Dataset rows describing interfaces:
______________________________
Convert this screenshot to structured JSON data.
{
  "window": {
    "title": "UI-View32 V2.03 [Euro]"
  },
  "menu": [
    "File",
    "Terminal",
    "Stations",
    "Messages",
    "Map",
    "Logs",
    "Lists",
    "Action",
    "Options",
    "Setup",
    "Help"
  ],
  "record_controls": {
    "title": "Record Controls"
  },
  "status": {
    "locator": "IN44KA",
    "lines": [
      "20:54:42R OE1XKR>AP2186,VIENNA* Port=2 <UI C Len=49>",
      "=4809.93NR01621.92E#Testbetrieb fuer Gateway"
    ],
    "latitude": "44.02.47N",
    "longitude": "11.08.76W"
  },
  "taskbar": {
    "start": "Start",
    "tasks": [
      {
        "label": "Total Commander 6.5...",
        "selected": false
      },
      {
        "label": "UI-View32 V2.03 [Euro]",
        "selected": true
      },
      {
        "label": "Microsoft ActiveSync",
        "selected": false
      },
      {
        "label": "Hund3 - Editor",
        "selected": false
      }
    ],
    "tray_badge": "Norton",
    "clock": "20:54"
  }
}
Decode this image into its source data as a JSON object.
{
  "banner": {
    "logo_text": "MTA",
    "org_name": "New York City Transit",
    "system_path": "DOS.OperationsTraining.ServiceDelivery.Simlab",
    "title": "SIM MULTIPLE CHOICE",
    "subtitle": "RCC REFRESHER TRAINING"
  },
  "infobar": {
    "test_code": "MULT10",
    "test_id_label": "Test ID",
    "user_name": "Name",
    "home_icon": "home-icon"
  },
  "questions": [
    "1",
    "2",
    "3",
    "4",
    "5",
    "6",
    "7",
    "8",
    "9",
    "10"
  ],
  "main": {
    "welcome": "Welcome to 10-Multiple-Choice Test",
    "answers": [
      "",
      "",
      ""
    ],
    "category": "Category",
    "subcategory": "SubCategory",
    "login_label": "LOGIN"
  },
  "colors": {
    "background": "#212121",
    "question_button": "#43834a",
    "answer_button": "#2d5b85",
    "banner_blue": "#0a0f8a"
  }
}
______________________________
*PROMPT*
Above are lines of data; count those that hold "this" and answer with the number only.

*EXPECTED ANSWER*
2